“We are called to a greater standard than the world, so we shouldn’t allow the media or other public institutions to call the shots on what the response should be,” Eden Goldstein said. “We should lead by having a greater, broader and firmer response than secular institutions.”
This sentiment was echoed by Melinda Henneberger, writer and columnist for the Kansas City Star and USA Today, who also emphasized the need to raise this debate above race or party politics.
The Weinsteins, Cosbys, Clintons and Ailes of the world have shown that “yup, they come in all stripes” – Henneberger told Crux in an email – showing that on the issue of sexual abuse “we should not be divided.”
“We have been through this in our Church and what I hope we’ve learned is the high human cost of covering up what has to come into the light. And of putting loyalty to any institution over loyalty to the truth,” she said.
Whether a man in a position of power is leveraging the career, faith, or political beliefs of a woman in order to keep her quiet, Henneberger said that it’s a cliché that keeps repeating itself. “It’s all the same rationalization and upside down thinking, and I do think that as the salt and the light it’s up to us to have the courage to say no, no, and no,” she said.
Henneberger said that the overwhelming response to the Weinstein story highlighted “how nearly universal the experience of this kind of abuse of power has been,” and offers a chance for change “because the decibel level of our voices raised together is hard to deny.”
According to Henneberger, recent events have also shown to men who were previously unaware the vast scope of the issue of sexual harassment for women.
“I would just say, don’t turn back. Taking on real power, which is what we’re talking about here, is never easy, and when power is most threatened, then those taking it on are most at risk,” she said.
“Support women and men who come forward.”
According to Jason Collett, Founder of The Good News, a daily Christian newsletter, the teachings of the Bible call faithful to stand up against sexual abuse. “Christians are called to take action against injustice; keeping quiet would be a failure to live out the Gospel. If Christians don’t speak up, who will? Or worse yet, if Christians don’t speak up, will anything change?”
Collett wrote Crux in an email that the Church has 2,000 years of teaching that it can share with individuals and all aspects of society, and that Christian morality is essential in order to create a world where sexual abuse no longer exists.
“Catholics need to harness the short-term outrage and draw people towards the faith community,” he said. “If we strike while the iron is hot, we can build the Church—a Church dedicated to combating sexual assault through families, schools, politics, and business.”
But lay people and the clergy cannot do it all by themselves, Collett said. Catholic media also has an important role to play in spreading and divulging the Church’s teaching.
“The left-wing has CNN. The right-wing has Fox News. Who is advocating for Christian morality?

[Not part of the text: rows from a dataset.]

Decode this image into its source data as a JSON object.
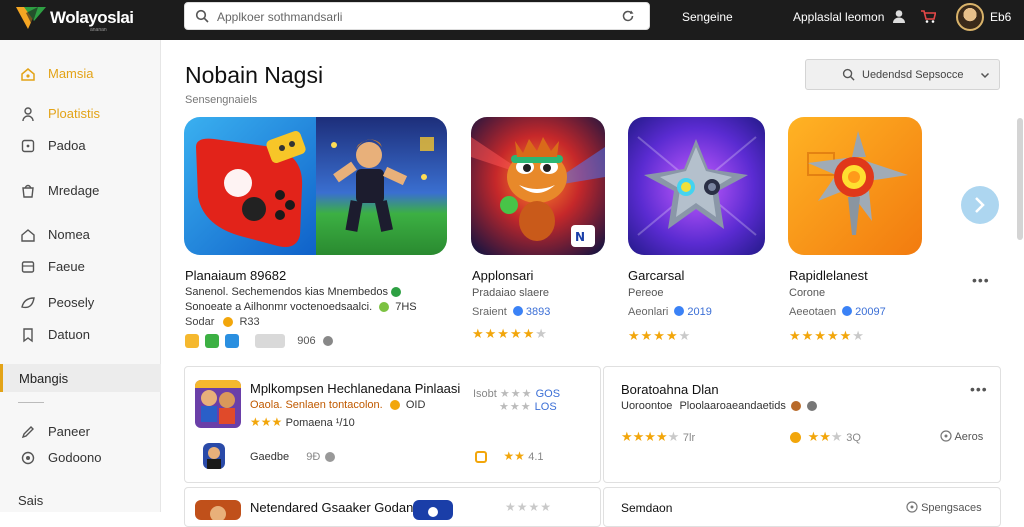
{
  "header": {
    "brand": "Wolayoslai",
    "brand_sub": "ananan",
    "search_placeholder": "Applkoer sothmandsarli",
    "link1": "Sengeine",
    "link2": "Applaslal leomon",
    "user": "Eb6"
  },
  "sidebar": {
    "items": [
      {
        "label": "Mamsia",
        "icon": "home-icon"
      },
      {
        "label": "Ploatistis",
        "icon": "person-icon"
      },
      {
        "label": "Padoa",
        "icon": "square-icon"
      },
      {
        "label": "Mredage",
        "icon": "bag-icon"
      },
      {
        "label": "Nomea",
        "icon": "house-icon"
      },
      {
        "label": "Faeue",
        "icon": "box-icon"
      },
      {
        "label": "Peosely",
        "icon": "leaf-icon"
      },
      {
        "label": "Datuon",
        "icon": "bookmark-icon"
      },
      {
        "label": "Mbangis"
      },
      {
        "label": "Paneer",
        "icon": "pencil-icon"
      },
      {
        "label": "Godoono",
        "icon": "target-icon"
      },
      {
        "label": "Sais"
      }
    ]
  },
  "main": {
    "title": "Nobain Nagsi",
    "subtitle": "Sensengnaiels",
    "sort_label": "Uedendsd Sepsocce"
  },
  "featured": [
    {
      "name": "Planaiaum 89682",
      "desc1": "Sanenol. Sechemendos kias Mnembedos",
      "desc2": "Sonoeate a Ailhonmr voctenoedsaalci.",
      "desc2_tail": "7HS",
      "meta": "Sodar",
      "meta_num": "R33",
      "badge_tail": "906"
    },
    {
      "name": "Applonsari",
      "dev": "Pradaiao slaere",
      "meta_label": "Sraient",
      "meta_num": "3893",
      "rating": 4.5
    },
    {
      "name": "Garcarsal",
      "dev": "Pereoe",
      "meta_label": "Aeonlari",
      "meta_num": "2019",
      "rating": 3.5
    },
    {
      "name": "Rapidlelanest",
      "dev": "Corone",
      "meta_label": "Aeeotaen",
      "meta_num": "20097",
      "rating": 4.5
    }
  ],
  "cards": [
    {
      "title": "Mplkompsen Hechlanedana Pinlaasi",
      "sub": "Oaola.  Senlaen tontacolon.",
      "sub_tail": "OID",
      "rating_label": "Pomaena ¹/10",
      "side_label": "Isobt",
      "side_num1": "GOS",
      "side_num2": "LOS",
      "bottom_label": "Gaedbe",
      "bottom_num": "9Ð",
      "bottom_right": "4.1"
    },
    {
      "title": "Boratoahna Dlan",
      "sub": "Uoroontoe",
      "sub_mid": "Ploolaaroaeandaetids",
      "rating_num": "7lr",
      "rating_num2": "3Q",
      "right_label": "Aeros"
    },
    {
      "title": "Netendared Gsaaker Godanol"
    },
    {
      "title": "Semdaon",
      "right_label": "Spengsaces"
    }
  ]
}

I don’t see a powerful 24/7 news agency advocating for Church teaching the way I see political news advocates,” he wrote. “Catholic media must use creative means to boldly and relentlessly articulate solutions to sexual harassment found in Church teaching. Jesus’ teachings are bold, clear, and honest. We must maintain His voice, even when dealing with scandals inside the Church.”